Dr. Masaharu Masuda, Kansai Rosai Hospital Cardiovascular Center, 3-1-69 Inabaso, Amagasaki-shi, Hyogo 660-8511, Japan.
Objectives The aim of this study was to assess the use of wave front propagation speed on a right ventricular map for determining the earliest activation site as the origin of outflow tract ventricular arrhythmias (VAs).
Background VAs with centrifugal right ventricular outflow tract (RVOT) activation can be from an RVOT focus or a focus outside the RVOT.
Methods This prospective observational study included 23 patients with idiopathic outflow tract VAs. Mapping of the RVOT was performed using a new ultra-high-resolution electroanatomic mapping system. The wave front propagation speed was estimated from the area surrounded by a propagated wave front at 5, 10, 15, and 20 ms after the earliest activation.
Results VAs disappeared following ablations in the RVOT in 15 patients (RVOT origin). The remaining 8 patients had VAs of non-RVOT origin determined by ablation success at another site or ablation failure. The areas surrounded by a propagated wave front were significantly smaller in VAs of RVOT origin than non-RVOT VAs at 5 ms (1.0 [0.7 to 1.1] cm2 vs. 2.2 [1.6 to 4.4] cm2), 10 ms (1.9 [1.4 to 2.2] cm2 vs. 4.5 [3.2 to 5.8] cm2), 15 ms (3.2 [2.3 to 4.4] cm2 vs. 7.1 [6.3 to 9.8] cm2), and 20 ms (5.0 [3.0 to 6.6] cm2 vs. 9.8 [9.3 to 14.8] cm2). A propagated area of <5.0 cm2 at 15 ms predicted RVOT VAs with 87% sensitivity, 100% specificity, and 91% predictive accuracy.

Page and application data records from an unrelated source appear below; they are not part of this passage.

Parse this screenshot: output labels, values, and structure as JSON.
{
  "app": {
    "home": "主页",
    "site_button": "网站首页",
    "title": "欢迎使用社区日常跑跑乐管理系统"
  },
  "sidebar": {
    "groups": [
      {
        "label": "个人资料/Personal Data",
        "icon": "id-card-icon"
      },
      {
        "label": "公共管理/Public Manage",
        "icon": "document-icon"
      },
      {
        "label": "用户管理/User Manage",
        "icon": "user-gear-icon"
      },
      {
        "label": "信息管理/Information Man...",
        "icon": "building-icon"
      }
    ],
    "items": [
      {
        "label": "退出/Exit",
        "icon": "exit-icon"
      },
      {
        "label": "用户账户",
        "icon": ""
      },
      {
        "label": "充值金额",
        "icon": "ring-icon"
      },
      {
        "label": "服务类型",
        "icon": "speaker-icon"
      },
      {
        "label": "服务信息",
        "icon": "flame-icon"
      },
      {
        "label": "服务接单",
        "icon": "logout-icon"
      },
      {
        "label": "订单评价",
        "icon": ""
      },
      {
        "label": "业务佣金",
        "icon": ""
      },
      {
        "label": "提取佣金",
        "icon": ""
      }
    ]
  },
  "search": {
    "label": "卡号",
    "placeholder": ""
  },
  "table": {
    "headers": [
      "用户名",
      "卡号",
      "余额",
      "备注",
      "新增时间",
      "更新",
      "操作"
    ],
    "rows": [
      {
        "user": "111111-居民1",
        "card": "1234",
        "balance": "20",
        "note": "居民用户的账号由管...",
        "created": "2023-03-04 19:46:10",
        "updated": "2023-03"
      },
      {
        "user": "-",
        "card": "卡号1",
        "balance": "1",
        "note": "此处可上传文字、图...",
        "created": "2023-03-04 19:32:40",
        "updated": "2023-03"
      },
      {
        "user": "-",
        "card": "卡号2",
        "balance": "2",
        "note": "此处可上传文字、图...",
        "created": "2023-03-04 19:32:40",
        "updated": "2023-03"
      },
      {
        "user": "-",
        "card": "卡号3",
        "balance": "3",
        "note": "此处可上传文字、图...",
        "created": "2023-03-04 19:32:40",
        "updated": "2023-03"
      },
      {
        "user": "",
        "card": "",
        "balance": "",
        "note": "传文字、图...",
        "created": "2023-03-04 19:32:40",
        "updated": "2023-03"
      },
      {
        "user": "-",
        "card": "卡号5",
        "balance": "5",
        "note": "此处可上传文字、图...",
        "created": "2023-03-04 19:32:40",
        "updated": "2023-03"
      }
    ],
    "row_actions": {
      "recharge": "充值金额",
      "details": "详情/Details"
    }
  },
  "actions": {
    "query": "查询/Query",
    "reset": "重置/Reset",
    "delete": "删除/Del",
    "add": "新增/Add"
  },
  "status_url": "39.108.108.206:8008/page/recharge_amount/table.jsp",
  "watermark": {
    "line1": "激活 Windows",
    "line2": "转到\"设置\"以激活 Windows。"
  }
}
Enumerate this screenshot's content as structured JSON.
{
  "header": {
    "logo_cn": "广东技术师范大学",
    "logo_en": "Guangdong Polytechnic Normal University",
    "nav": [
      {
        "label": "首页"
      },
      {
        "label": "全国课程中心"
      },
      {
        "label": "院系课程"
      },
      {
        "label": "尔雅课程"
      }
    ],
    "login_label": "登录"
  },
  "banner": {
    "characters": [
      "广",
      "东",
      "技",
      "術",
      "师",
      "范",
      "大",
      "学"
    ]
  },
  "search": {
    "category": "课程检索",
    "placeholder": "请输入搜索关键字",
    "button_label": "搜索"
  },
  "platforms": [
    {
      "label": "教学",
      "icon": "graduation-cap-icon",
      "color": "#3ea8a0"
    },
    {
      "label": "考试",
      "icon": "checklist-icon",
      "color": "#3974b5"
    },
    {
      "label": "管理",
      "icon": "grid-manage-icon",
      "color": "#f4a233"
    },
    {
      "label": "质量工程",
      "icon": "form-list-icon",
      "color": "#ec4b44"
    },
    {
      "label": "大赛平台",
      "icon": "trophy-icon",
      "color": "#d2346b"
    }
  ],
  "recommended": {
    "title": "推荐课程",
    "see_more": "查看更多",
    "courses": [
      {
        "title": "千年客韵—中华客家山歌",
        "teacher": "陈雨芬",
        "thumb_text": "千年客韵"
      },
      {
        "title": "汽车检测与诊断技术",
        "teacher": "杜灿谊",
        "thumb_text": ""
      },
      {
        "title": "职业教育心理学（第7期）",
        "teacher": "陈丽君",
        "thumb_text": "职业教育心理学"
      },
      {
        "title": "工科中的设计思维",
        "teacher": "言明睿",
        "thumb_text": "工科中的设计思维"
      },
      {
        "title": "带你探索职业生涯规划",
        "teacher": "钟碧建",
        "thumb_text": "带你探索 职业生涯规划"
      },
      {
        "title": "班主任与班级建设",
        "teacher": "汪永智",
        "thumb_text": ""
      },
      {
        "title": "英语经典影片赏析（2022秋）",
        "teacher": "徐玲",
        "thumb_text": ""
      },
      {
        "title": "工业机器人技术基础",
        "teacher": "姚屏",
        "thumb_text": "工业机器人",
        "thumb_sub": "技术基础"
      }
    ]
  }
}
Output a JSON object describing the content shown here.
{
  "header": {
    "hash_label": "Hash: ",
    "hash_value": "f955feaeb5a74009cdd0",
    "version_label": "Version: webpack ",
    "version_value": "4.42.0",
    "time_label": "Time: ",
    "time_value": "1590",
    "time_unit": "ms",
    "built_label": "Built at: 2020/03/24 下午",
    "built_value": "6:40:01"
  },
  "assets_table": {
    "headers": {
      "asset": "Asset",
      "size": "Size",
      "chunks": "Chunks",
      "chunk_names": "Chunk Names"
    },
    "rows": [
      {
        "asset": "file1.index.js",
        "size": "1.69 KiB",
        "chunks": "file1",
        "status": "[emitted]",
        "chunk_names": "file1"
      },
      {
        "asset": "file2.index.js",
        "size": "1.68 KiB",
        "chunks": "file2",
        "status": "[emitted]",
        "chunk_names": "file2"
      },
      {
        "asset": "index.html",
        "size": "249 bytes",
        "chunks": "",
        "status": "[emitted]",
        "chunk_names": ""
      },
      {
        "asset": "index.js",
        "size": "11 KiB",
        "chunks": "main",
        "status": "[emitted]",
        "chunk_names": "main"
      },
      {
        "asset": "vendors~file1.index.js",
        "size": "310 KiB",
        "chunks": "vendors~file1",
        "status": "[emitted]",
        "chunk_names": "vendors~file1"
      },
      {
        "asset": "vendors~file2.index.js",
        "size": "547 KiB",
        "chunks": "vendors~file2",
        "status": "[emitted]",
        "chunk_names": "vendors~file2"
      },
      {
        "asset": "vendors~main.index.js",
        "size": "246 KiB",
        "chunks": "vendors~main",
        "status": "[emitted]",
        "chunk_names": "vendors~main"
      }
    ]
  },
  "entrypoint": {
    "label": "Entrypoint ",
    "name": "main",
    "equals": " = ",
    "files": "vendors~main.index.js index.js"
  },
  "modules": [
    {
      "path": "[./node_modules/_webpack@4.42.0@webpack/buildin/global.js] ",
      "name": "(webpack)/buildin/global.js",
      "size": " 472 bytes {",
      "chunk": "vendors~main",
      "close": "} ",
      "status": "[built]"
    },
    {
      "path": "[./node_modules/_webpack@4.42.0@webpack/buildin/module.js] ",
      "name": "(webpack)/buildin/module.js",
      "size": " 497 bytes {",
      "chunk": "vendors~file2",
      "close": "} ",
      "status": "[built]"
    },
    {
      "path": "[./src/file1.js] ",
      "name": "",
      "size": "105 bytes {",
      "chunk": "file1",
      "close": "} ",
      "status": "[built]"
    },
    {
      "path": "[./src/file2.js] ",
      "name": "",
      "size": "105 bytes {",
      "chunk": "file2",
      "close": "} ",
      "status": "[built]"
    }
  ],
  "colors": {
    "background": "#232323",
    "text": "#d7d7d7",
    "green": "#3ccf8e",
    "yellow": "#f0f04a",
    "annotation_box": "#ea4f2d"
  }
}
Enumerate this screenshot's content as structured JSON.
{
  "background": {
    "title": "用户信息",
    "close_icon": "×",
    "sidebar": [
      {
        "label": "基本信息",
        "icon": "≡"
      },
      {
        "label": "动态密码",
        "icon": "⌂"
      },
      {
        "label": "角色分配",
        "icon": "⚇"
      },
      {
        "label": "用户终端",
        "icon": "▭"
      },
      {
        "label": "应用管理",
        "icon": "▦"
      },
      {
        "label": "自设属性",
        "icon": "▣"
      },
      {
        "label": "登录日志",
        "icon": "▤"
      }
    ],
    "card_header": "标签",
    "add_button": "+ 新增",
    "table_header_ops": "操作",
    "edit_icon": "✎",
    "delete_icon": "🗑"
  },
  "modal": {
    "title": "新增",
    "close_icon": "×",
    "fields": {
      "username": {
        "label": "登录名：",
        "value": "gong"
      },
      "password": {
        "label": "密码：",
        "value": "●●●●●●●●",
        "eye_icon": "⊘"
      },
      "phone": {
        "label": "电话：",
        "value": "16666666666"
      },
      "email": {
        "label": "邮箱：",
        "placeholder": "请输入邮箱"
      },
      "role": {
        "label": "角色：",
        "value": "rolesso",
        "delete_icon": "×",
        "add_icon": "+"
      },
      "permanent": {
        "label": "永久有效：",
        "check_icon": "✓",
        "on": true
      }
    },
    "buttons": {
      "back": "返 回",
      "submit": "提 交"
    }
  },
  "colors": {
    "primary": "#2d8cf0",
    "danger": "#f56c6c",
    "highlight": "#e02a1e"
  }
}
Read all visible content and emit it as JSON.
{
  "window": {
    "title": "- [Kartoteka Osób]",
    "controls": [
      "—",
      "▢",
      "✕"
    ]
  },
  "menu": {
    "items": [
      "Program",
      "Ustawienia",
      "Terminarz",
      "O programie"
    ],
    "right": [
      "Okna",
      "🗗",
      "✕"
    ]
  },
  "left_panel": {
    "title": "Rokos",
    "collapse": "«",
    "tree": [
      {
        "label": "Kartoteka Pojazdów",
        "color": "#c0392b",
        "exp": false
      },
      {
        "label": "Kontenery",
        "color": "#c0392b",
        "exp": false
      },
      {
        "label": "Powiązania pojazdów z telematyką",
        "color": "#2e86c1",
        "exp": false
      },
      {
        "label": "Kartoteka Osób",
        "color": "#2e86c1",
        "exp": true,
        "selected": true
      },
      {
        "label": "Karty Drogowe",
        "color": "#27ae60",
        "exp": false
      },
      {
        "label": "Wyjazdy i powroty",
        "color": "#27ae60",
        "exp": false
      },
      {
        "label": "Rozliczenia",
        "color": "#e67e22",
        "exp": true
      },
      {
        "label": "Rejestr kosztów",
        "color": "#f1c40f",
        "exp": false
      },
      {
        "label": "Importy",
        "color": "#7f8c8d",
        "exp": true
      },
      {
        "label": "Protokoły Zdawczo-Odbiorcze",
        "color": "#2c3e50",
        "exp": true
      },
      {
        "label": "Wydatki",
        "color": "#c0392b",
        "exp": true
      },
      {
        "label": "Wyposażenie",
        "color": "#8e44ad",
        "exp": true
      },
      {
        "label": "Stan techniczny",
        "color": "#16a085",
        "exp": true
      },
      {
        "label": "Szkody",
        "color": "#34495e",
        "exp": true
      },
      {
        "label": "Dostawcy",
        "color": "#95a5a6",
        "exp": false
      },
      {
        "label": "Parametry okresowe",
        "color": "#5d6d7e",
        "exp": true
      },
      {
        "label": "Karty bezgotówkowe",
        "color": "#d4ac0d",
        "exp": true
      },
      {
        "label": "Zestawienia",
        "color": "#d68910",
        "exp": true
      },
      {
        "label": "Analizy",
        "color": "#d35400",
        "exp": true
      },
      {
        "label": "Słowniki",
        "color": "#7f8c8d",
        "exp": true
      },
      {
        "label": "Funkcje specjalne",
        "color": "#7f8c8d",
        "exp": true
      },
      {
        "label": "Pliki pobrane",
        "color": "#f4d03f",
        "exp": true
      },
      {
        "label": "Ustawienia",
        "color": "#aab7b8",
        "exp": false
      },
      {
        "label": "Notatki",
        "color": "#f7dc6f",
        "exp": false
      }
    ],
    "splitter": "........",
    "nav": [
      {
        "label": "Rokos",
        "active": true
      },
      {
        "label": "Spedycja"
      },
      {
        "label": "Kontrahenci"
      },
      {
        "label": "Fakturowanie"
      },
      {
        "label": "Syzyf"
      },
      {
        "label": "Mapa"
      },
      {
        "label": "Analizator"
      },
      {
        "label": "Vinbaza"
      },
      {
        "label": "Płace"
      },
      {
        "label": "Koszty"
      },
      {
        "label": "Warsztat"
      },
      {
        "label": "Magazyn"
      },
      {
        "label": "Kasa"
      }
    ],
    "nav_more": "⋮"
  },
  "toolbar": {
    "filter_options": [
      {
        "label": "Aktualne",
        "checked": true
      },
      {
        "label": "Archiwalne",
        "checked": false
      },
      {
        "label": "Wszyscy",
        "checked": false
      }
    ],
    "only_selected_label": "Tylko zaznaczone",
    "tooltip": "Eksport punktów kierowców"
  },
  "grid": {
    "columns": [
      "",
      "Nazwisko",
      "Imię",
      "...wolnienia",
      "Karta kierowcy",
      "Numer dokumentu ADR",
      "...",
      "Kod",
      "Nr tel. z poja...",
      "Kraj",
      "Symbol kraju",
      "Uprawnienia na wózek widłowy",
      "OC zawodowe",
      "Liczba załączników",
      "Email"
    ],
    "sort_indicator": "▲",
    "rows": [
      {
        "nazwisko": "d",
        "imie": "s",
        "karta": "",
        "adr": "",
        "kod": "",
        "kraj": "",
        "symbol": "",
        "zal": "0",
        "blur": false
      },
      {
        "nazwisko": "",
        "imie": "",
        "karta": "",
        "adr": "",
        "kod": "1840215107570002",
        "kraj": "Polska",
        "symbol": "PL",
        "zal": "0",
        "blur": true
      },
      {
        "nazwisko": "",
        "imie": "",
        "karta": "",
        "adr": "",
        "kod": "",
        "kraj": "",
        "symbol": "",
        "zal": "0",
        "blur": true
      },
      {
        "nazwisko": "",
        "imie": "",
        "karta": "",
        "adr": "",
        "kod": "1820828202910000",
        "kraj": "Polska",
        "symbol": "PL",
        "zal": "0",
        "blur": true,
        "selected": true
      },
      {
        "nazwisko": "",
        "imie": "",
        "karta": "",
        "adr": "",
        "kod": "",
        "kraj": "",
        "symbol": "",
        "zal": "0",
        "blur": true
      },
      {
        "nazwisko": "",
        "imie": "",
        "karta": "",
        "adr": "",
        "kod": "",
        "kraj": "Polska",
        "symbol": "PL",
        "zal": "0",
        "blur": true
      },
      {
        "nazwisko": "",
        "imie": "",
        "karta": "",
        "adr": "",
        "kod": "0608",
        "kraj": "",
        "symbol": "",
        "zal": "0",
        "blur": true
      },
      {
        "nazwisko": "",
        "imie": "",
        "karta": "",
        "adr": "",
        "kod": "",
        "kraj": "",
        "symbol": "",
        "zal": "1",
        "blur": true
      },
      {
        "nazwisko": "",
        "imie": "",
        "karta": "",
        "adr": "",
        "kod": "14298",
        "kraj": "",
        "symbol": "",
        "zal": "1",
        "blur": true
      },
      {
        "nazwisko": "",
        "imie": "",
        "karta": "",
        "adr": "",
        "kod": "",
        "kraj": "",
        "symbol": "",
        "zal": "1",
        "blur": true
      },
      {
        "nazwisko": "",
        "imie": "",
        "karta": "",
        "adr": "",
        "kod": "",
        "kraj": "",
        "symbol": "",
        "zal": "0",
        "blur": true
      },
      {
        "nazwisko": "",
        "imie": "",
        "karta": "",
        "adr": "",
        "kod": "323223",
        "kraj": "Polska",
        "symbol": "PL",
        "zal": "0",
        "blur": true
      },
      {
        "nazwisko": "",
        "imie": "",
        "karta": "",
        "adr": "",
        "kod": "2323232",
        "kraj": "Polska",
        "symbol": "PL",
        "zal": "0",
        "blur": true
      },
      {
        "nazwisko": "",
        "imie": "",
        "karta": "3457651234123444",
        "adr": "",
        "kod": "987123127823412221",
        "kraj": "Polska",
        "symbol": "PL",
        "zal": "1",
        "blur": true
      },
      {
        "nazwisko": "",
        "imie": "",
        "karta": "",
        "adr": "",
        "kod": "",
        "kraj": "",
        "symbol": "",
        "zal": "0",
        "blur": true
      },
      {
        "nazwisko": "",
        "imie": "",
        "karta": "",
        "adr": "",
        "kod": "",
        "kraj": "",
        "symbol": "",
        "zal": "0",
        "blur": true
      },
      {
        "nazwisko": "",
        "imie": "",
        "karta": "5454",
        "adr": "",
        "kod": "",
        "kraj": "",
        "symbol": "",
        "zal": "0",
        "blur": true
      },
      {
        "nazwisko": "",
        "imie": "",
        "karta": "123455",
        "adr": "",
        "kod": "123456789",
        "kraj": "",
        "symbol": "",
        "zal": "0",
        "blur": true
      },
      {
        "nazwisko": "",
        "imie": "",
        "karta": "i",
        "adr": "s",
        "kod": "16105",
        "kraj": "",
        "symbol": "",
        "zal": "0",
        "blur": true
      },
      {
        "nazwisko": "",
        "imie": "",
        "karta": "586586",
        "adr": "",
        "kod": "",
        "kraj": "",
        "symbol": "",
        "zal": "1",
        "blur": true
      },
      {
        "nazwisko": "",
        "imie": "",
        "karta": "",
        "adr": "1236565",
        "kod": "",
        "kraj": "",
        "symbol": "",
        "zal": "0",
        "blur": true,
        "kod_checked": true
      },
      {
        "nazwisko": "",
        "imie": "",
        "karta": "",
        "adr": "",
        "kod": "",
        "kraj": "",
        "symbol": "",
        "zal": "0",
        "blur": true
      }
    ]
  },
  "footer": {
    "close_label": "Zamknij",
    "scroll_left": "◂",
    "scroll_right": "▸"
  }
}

Conclusions VAs with slow wave front propagation speed on the right ventricular map indicate an RVOT origin.
The authors have reported that they have no relationships relevant to the contents of this paper to disclose.
All authors attest they are in compliance with human studies committees and animal welfare regulations of the authors’ institutions and Food and Drug Administration guidelines, including patient consent where appropriate. For more information, visit the JACC: Clinical Electrophysiology author instructions page.
- Received September 7, 2017.
- Revision received November 2, 2017.
- Accepted November 2, 2017.
- 2018 American College of Cardiology Foundation
This article requires a subscription or purchase to view the full text. If you are a subscriber or member, click Login or the Subscribe link (top menu above) to access this article.